Return each line of the listing that has the word "your" in it.
- Opening Delimiter -
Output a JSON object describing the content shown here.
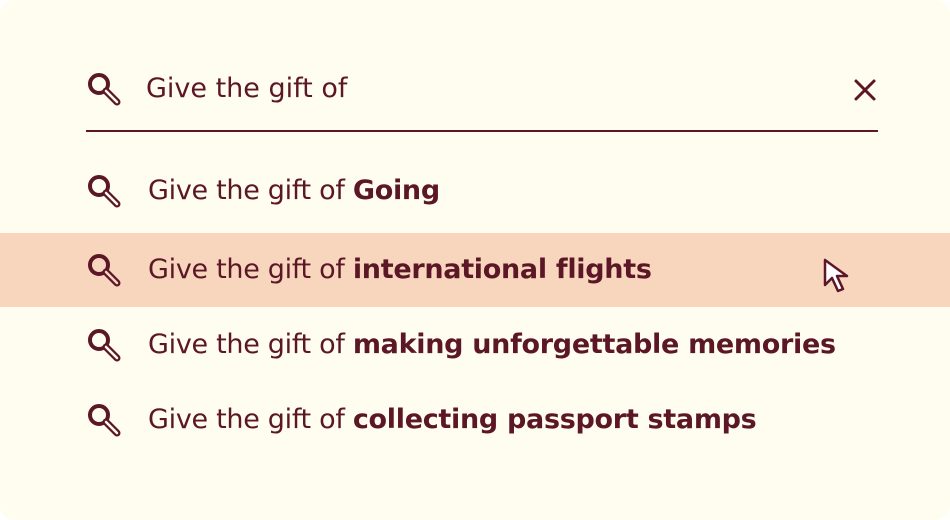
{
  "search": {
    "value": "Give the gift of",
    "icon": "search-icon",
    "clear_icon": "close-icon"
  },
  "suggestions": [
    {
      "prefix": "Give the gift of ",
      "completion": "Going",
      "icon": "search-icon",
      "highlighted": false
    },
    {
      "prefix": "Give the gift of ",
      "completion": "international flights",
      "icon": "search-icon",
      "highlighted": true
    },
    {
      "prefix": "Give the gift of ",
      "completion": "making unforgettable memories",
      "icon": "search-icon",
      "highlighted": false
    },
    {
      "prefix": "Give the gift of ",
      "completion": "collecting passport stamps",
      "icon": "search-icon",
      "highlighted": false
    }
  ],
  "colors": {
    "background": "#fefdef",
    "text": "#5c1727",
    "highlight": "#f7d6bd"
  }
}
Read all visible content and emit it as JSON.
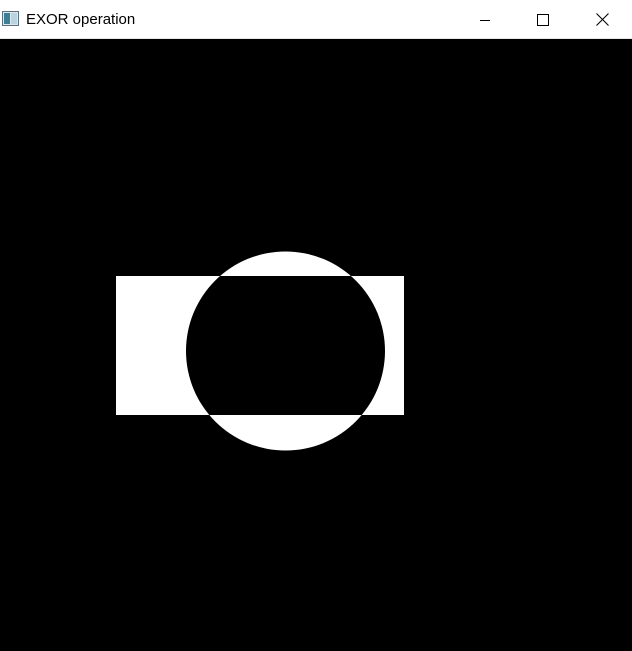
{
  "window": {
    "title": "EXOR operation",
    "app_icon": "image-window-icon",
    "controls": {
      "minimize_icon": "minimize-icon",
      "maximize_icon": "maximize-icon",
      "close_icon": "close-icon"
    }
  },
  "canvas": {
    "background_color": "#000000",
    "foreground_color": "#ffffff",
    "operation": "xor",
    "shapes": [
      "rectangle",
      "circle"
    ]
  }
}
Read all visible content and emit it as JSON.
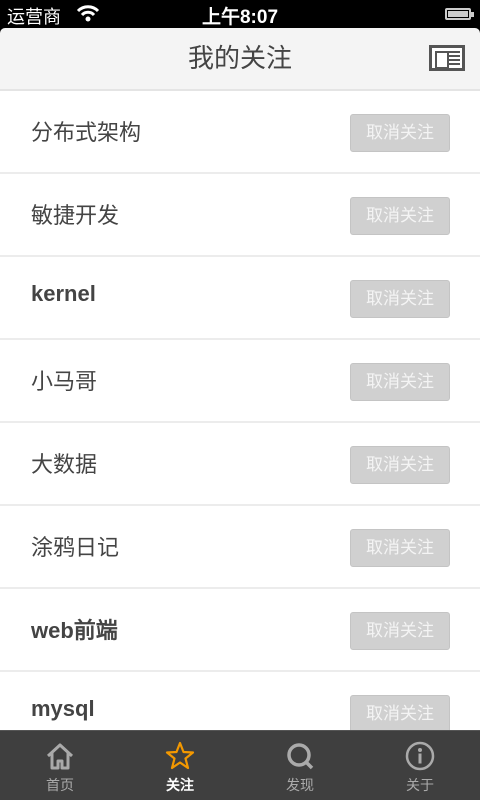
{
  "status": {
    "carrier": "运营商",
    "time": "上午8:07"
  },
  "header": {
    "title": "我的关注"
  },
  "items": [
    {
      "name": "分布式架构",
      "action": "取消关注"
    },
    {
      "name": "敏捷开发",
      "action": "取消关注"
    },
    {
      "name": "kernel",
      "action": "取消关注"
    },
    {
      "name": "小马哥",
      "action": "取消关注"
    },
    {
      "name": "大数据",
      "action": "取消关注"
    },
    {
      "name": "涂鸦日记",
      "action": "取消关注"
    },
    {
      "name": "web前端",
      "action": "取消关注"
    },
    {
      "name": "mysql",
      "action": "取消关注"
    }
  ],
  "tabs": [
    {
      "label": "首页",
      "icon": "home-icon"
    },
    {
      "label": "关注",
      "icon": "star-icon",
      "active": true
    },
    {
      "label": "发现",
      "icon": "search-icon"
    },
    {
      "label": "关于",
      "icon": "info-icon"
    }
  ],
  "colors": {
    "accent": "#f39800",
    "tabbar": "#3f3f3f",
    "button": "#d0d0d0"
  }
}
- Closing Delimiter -
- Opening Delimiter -
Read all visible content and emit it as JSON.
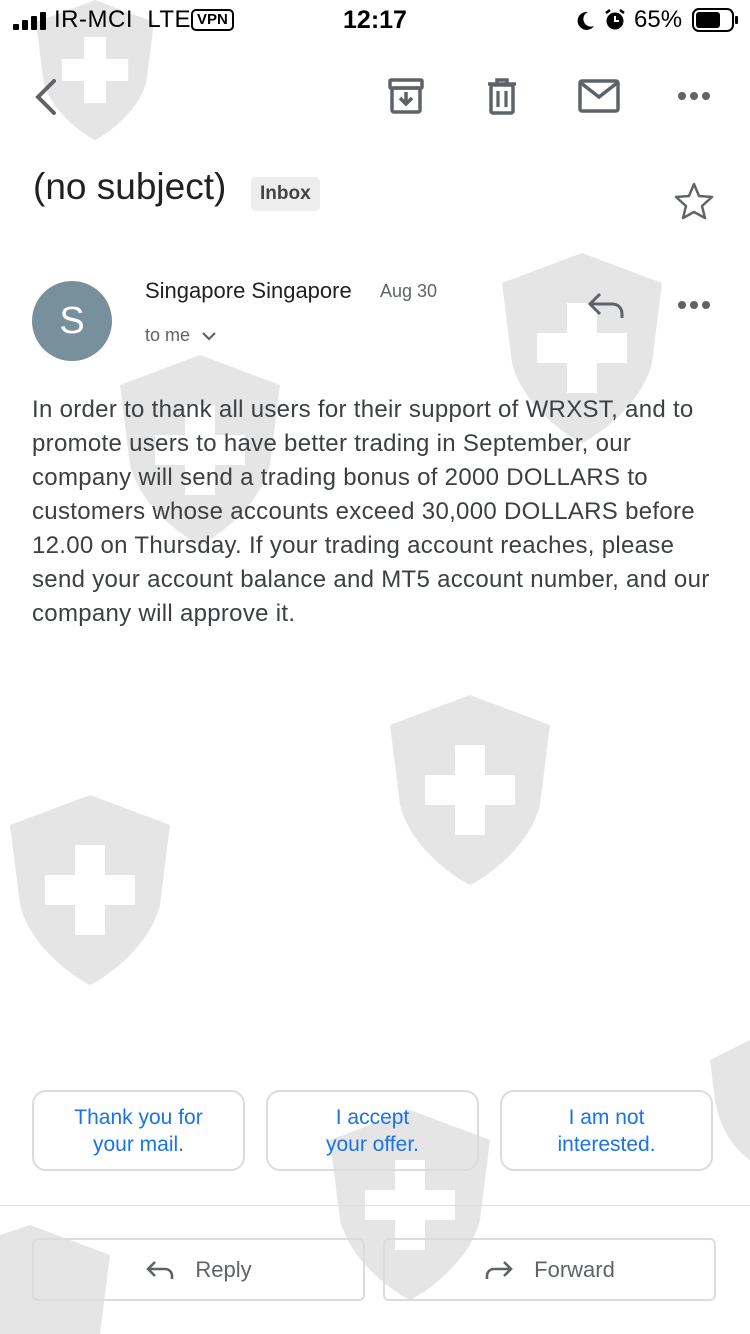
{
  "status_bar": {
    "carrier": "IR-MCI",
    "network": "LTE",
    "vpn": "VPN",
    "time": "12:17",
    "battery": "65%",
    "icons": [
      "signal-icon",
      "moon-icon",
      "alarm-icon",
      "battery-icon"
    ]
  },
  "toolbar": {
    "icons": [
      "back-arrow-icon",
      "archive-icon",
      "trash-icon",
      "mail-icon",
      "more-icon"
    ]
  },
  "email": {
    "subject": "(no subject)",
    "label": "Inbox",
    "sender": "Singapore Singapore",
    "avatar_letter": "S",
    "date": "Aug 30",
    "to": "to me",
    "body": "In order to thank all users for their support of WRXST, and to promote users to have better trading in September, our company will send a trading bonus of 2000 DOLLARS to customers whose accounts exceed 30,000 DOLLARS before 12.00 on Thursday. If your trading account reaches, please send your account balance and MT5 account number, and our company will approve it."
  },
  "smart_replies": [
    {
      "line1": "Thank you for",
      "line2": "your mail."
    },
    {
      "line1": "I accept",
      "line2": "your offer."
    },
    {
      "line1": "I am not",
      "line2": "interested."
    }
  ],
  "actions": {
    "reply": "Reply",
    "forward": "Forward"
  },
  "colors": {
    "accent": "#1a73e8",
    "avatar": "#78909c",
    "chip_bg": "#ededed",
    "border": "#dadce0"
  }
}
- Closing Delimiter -
## Response
    "body": "In order to thank all users for their support of WRXST, and to promote users to have better trading in September, our company will send a trading bonus of 2000 DOLLARS to customers whose accounts exceed 30,000 DOLLARS before 12.00 on Thursday. If your trading account reaches, please send your account balance and MT5 account number, and our company will approve it."
      "line2": "your mail."
      "line2": "your offer."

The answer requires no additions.